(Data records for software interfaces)
'''
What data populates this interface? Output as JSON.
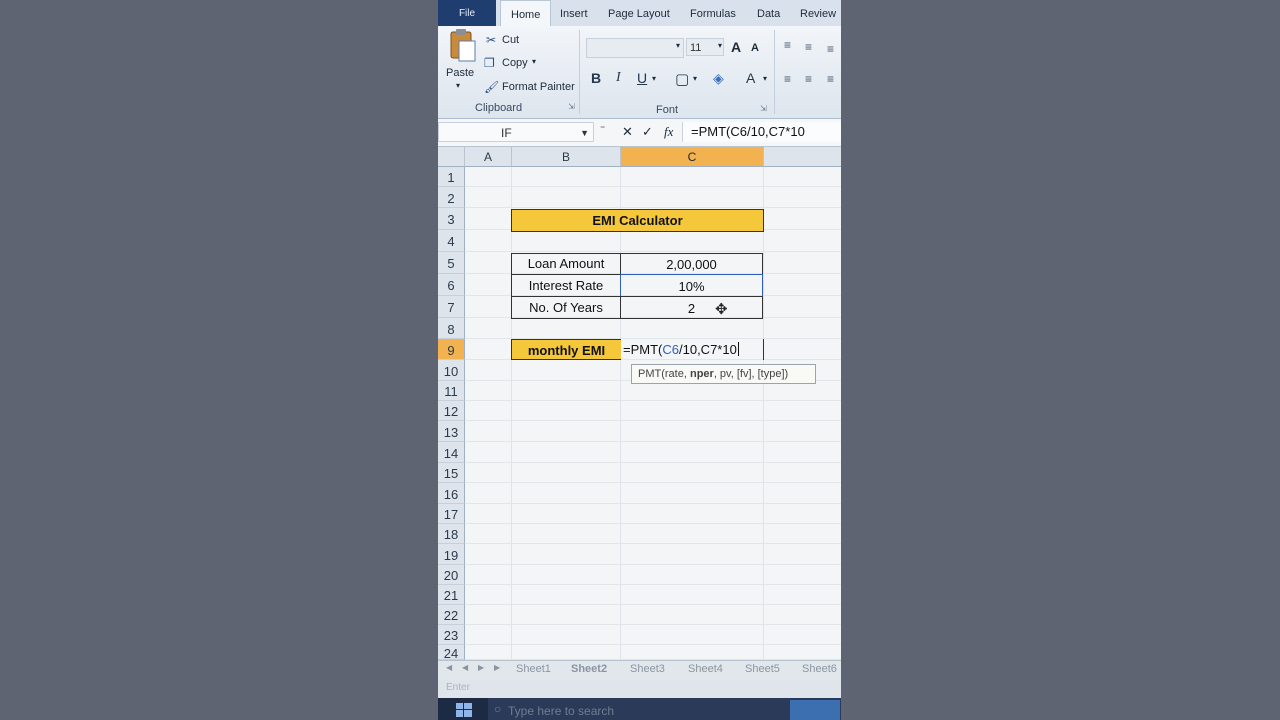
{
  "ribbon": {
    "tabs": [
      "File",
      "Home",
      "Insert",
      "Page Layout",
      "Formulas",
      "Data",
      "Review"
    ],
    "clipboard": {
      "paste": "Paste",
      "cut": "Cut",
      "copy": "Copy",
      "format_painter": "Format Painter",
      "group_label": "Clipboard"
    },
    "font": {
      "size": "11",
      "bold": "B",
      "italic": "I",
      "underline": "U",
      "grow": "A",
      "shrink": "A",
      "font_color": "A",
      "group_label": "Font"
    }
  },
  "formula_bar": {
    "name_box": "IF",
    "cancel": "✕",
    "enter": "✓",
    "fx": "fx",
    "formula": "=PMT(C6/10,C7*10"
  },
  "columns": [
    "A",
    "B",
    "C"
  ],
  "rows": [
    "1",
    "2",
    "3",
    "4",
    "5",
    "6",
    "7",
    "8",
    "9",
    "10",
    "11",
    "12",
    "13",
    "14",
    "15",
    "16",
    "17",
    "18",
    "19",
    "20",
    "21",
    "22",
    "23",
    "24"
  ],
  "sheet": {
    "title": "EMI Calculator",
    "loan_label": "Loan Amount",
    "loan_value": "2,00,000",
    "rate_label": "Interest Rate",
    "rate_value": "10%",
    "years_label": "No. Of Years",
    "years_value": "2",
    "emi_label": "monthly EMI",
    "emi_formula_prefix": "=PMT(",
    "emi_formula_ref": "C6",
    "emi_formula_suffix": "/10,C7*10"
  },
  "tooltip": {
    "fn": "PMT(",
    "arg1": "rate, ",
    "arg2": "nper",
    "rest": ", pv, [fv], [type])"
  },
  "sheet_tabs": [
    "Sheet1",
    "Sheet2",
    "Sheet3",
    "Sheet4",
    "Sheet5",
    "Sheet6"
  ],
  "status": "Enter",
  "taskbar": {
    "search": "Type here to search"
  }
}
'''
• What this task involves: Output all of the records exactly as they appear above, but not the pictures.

• Task answer:
What data populates this interface? Output as JSON.
{
  "ribbon": {
    "tabs": [
      "File",
      "Home",
      "Insert",
      "Page Layout",
      "Formulas",
      "Data",
      "Review"
    ],
    "clipboard": {
      "paste": "Paste",
      "cut": "Cut",
      "copy": "Copy",
      "format_painter": "Format Painter",
      "group_label": "Clipboard"
    },
    "font": {
      "size": "11",
      "bold": "B",
      "italic": "I",
      "underline": "U",
      "grow": "A",
      "shrink": "A",
      "font_color": "A",
      "group_label": "Font"
    }
  },
  "formula_bar": {
    "name_box": "IF",
    "cancel": "✕",
    "enter": "✓",
    "fx": "fx",
    "formula": "=PMT(C6/10,C7*10"
  },
  "columns": [
    "A",
    "B",
    "C"
  ],
  "rows": [
    "1",
    "2",
    "3",
    "4",
    "5",
    "6",
    "7",
    "8",
    "9",
    "10",
    "11",
    "12",
    "13",
    "14",
    "15",
    "16",
    "17",
    "18",
    "19",
    "20",
    "21",
    "22",
    "23",
    "24"
  ],
  "sheet": {
    "title": "EMI Calculator",
    "loan_label": "Loan Amount",
    "loan_value": "2,00,000",
    "rate_label": "Interest Rate",
    "rate_value": "10%",
    "years_label": "No. Of Years",
    "years_value": "2",
    "emi_label": "monthly EMI",
    "emi_formula_prefix": "=PMT(",
    "emi_formula_ref": "C6",
    "emi_formula_suffix": "/10,C7*10"
  },
  "tooltip": {
    "fn": "PMT(",
    "arg1": "rate, ",
    "arg2": "nper",
    "rest": ", pv, [fv], [type])"
  },
  "sheet_tabs": [
    "Sheet1",
    "Sheet2",
    "Sheet3",
    "Sheet4",
    "Sheet5",
    "Sheet6"
  ],
  "status": "Enter",
  "taskbar": {
    "search": "Type here to search"
  }
}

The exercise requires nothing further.